Treasury Wine Estates, the world's largest pure-play wine company and owner of iconic brands such as Penfolds, Wolf Blass and Beringer, has reached outside the wine sector for its next chief executive, picking a former Kraft Foods and Coca-Cola manager to run its global wine business.
The company announced this morning that Michael Clarke would join Treasury Wine Estates as its new chief, following last year's shock ejection of former boss David Dearie.
The new CEO is a former president of Kraft Foods European business and a 12 year veteran of the Coca-Cola Company. Mr Clarke's CV does not include any direct leadership roles in the wine sector.
It is unclear if the market and investors will welcome Mr Clarke's appointment, given his lack of wine experience and whether he has the necessary skills to reverse the global winemaker's collapsing earnings in the midst of a tough trading environment across much of the world for the wine sector. It comes as Treasury Wine Estates recently issued its second profit downgrade following a poor performance by its US wine arm and continued headwinds across Australia and Europe which has crunched wine sales and group earnings.
This morning, Treasury Wine Estates also reported that its pre-tax earnings had dived 37.6 per cent to $45.8 million, while revenue remained flat, up only 1.6 per cent to $864.2 million.
Net profit was $106.2 million, up against a profit of $52.3 million in the first half last year, but included a $80.5 million tax benefit.
Mr Clarke, who will join Treasury Wine Estate in March as its second boss since the company split from brewer Foster's three years ago, has worked across a range of fast moving consumer goods companies including Kraft, where he sat on the global giant's operating board, Reebok International and Premier Foods. He is currently a non-executive director at Quiksilver.
Most recently, Mr Clarke was chief executive of the UK publicly-listed Premier Foods, based in London, where he led a significant turnaround of that company, Treasury Wine Estates said. The South African-born executive is a dual Irish/South African citizen and will be moving to Melbourne to take up his new role.
''I'm incredibly excited to have been given the opportunity to return to Australia and lead Treasury Wine Estates and its portfolio of truly iconic wine brands,'' Mr Clarke said in a statement.
''I recognise that TWE, like most companies, has its challenges but I believe the opportunities are immense and I look forward to working with my colleagues across the business to ensure that these are fully realised.''
The challenges facing Mr Clarke and Treasury Wine Estates are significant.
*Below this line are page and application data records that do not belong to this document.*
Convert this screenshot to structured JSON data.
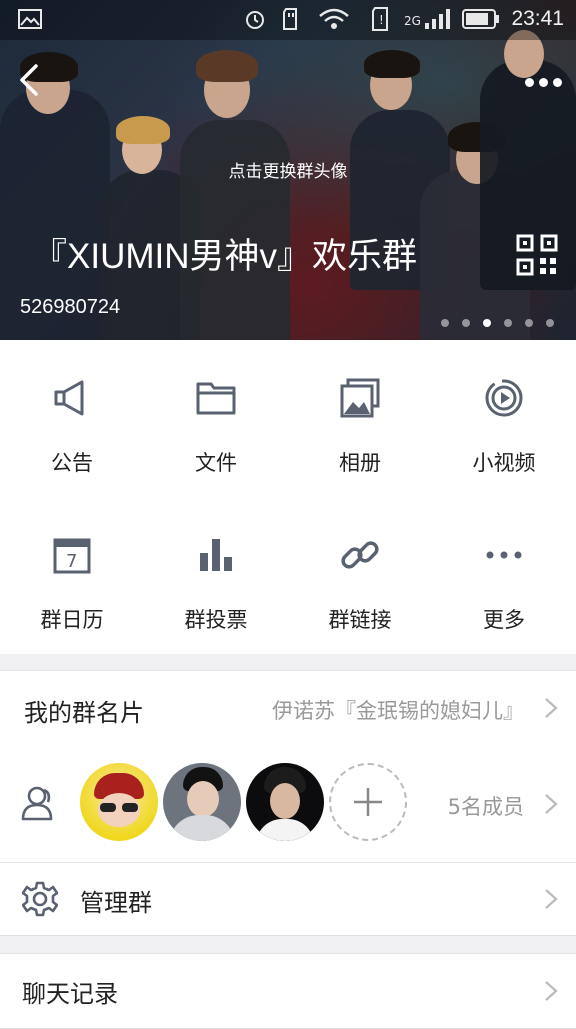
{
  "status_bar": {
    "network": "2G",
    "time": "23:41"
  },
  "header": {
    "change_avatar_hint": "点击更换群头像",
    "group_name": "『XIUMIN男神v』欢乐群",
    "group_id": "526980724",
    "carousel": {
      "total": 6,
      "active": 3
    }
  },
  "features": [
    {
      "label": "公告",
      "icon": "megaphone-icon"
    },
    {
      "label": "文件",
      "icon": "folder-icon"
    },
    {
      "label": "相册",
      "icon": "album-icon"
    },
    {
      "label": "小视频",
      "icon": "video-icon"
    },
    {
      "label": "群日历",
      "icon": "calendar-icon",
      "day": "7"
    },
    {
      "label": "群投票",
      "icon": "bar-chart-icon"
    },
    {
      "label": "群链接",
      "icon": "link-icon"
    },
    {
      "label": "更多",
      "icon": "more-icon"
    }
  ],
  "my_card": {
    "label": "我的群名片",
    "value": "伊诺苏『金珉锡的媳妇儿』"
  },
  "members": {
    "count_label": "5名成员"
  },
  "manage": {
    "label": "管理群"
  },
  "chat_history": {
    "label": "聊天记录"
  },
  "colors": {
    "icon_gray": "#5a6170",
    "text_gray": "#999999",
    "divider": "#e2e2e2",
    "page_bg": "#f0f0f2"
  }
}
Its first half result issued this morning showed earnings pressures across a number of fronts.
Only one of its four regional divisions showed growth in wine volumes, with all four regions reporting shrinking earnings. Its Australian and New Zealand wine arm recorded a 4.5 per cent drop in volumes and a 32.2 per cent slide in earnings to $24.4 million.
The winemaker is being hit by intense price competition on the shelves and adverse inventory levels that are expected to flow into the second half.
Asia, once the growth powerhouse of the group, reported a 17.6 per cent drop in first half volumes and a 63.7 per cent decrease in earnings to $4.9 million. Lower volumes were a reflection of austerity measures in China, partially offset by strong growth in Hong Kong.
Treasury Wine Estates said there were some positive signs emerging in its key US business, however volumes were down 12.7 per cent and earnings 27.9 per cent weaker at $24.6 million.
Sales volumes for its Europe, Middle East and Africa division rose 2.9 per cent with earnings up 81.4 per cent to $10.7 million. But in constant currency terms earnings went backward by 26.7 per cent.